[Assignment] Read through the entries below and return each line with the word "this".

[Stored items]
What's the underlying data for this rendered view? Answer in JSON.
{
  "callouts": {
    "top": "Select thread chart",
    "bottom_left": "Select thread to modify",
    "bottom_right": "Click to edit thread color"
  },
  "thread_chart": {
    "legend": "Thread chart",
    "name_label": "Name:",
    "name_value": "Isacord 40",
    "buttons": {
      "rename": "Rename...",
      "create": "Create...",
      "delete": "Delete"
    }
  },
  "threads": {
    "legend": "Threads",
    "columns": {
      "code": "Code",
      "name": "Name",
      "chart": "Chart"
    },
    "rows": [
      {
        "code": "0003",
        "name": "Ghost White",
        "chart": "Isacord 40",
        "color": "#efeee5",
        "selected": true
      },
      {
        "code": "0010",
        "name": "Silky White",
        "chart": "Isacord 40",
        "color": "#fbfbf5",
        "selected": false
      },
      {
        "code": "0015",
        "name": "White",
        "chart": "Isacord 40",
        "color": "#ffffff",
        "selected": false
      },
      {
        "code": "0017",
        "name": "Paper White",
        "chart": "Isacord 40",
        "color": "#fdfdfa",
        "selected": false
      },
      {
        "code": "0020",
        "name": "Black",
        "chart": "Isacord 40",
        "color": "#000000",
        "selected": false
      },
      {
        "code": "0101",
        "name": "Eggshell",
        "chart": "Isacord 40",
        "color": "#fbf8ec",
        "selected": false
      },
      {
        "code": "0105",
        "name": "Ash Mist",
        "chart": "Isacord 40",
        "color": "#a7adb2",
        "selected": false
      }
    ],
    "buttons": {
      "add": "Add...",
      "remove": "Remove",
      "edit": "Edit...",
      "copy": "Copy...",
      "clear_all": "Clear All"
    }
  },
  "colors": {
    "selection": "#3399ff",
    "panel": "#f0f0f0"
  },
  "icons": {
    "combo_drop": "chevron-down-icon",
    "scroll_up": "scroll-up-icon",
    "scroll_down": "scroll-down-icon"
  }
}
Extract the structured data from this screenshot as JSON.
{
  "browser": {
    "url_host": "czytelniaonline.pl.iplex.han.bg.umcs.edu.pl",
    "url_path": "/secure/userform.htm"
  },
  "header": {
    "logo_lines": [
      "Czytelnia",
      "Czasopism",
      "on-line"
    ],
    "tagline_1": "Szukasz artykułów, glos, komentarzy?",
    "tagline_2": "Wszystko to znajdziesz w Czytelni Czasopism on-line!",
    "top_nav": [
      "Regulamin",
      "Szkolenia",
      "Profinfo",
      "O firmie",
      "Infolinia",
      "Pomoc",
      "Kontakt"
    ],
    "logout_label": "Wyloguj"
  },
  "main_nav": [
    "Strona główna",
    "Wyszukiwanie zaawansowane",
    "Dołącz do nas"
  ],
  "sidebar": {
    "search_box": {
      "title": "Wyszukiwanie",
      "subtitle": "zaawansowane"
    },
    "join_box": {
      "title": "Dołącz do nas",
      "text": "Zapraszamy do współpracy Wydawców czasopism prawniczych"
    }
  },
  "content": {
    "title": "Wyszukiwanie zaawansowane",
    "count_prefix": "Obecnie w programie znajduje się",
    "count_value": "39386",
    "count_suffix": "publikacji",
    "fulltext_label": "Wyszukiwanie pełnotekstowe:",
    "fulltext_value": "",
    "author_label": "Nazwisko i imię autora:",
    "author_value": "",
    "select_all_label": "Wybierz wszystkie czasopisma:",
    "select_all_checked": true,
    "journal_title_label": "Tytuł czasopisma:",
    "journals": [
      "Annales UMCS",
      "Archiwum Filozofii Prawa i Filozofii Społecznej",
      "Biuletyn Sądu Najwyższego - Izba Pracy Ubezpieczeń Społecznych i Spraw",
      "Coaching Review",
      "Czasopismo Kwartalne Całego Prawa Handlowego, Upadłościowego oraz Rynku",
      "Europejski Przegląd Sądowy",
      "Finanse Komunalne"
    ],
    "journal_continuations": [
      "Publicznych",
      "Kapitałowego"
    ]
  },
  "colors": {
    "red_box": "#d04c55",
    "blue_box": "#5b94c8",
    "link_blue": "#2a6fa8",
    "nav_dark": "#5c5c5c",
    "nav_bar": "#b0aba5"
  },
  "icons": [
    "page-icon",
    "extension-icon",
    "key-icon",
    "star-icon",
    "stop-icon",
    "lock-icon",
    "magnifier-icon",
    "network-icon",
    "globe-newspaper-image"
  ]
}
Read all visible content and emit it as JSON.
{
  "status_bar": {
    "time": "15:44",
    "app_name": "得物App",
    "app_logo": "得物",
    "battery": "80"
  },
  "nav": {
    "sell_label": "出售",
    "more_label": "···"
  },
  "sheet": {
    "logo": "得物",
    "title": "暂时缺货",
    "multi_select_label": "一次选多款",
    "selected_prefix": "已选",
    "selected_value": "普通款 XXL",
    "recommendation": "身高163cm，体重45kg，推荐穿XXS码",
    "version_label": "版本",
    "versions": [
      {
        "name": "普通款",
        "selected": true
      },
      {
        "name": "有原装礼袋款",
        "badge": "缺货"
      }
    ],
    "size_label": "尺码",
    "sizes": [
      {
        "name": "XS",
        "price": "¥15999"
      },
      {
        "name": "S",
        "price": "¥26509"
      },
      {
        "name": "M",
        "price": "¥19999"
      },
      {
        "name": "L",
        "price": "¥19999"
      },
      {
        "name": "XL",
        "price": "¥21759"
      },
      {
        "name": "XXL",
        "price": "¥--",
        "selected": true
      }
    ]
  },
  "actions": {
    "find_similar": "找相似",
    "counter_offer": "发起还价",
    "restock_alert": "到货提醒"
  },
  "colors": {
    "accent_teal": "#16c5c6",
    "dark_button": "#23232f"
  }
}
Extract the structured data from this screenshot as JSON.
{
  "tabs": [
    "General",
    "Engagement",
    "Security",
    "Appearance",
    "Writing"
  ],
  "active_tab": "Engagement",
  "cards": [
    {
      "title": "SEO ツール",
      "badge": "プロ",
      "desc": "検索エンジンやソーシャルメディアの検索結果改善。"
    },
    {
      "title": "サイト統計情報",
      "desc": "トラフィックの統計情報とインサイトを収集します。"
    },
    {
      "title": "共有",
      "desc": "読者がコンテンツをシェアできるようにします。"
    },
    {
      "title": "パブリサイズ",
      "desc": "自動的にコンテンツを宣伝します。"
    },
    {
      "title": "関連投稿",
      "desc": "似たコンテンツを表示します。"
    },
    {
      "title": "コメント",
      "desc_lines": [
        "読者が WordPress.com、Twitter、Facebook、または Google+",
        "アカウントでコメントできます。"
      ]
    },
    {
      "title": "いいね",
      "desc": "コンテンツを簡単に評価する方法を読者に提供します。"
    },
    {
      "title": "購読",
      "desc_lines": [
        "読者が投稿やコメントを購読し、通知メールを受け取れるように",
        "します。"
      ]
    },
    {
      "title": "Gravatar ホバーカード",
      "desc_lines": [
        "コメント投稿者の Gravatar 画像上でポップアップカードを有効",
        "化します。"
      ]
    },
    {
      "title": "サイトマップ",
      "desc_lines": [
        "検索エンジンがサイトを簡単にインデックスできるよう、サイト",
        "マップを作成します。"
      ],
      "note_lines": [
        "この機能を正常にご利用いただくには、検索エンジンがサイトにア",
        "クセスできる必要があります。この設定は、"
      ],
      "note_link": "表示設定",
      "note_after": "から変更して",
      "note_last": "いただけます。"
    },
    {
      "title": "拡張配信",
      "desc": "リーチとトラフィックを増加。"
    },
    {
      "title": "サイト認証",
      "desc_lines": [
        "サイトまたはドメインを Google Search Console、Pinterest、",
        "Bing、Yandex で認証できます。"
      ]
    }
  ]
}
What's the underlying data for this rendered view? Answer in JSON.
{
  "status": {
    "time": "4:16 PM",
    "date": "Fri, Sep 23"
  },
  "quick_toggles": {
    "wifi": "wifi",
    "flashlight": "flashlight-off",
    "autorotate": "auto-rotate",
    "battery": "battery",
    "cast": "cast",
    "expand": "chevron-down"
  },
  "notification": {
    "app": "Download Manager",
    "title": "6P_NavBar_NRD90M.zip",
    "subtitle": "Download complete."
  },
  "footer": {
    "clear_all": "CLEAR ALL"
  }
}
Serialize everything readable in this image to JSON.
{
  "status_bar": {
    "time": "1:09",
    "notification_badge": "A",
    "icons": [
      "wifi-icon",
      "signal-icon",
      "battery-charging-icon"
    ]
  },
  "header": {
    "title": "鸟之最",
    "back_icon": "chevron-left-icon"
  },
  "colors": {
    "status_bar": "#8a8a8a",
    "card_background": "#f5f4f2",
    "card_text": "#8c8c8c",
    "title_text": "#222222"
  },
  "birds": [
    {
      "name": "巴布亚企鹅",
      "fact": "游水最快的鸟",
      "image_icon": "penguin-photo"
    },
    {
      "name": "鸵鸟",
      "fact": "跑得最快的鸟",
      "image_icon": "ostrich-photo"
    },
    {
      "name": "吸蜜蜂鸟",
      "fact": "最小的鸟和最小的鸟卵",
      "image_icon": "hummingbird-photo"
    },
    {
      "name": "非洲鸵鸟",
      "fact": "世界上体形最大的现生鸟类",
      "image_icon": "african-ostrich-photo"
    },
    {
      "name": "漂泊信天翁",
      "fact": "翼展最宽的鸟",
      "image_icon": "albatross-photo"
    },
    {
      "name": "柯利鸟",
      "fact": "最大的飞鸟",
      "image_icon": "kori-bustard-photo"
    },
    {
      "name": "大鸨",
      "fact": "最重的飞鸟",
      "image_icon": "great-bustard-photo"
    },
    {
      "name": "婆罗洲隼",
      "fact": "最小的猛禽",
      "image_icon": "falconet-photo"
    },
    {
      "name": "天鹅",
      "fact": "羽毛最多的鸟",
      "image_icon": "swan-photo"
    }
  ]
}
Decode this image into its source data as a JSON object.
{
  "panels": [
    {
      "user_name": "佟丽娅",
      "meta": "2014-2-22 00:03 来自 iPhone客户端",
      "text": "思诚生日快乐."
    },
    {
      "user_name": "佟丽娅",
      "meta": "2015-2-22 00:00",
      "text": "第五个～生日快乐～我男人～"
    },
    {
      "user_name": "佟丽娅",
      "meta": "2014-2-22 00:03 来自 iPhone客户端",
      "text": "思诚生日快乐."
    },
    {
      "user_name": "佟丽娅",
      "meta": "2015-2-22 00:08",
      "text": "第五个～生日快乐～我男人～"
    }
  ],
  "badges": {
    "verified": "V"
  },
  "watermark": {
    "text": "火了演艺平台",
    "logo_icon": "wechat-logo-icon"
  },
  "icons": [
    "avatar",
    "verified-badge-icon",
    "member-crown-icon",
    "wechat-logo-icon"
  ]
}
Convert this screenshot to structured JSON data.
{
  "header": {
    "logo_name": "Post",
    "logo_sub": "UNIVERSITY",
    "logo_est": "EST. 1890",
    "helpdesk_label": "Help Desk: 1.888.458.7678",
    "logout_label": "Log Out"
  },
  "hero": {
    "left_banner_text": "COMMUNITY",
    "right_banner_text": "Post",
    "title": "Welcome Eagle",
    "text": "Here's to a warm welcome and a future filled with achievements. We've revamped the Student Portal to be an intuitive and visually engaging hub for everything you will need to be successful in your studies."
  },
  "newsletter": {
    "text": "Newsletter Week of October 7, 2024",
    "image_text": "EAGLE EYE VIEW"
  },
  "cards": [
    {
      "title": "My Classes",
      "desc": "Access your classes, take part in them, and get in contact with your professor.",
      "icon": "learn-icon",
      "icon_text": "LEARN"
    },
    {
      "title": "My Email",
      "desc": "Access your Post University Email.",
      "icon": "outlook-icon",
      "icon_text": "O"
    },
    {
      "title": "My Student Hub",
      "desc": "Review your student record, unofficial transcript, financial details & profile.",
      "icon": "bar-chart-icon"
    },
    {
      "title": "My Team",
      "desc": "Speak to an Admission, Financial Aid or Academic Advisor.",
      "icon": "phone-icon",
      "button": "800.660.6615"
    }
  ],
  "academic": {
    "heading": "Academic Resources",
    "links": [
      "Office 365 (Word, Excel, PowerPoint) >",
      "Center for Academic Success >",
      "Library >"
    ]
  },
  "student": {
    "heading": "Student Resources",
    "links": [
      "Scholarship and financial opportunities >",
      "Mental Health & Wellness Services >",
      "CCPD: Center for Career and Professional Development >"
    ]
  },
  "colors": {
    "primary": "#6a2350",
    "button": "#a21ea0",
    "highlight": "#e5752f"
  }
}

[Finished task]
What's the underlying data for this rendered view? Answer in JSON.
Extract the structured data from this screenshot as JSON.
Extract the structured data from this screenshot as JSON.
What's the underlying data for this rendered view? Answer in JSON.
Serialize everything readable in this image to JSON.
Decode this image into its source data as a JSON object.
Convert this screenshot to structured JSON data.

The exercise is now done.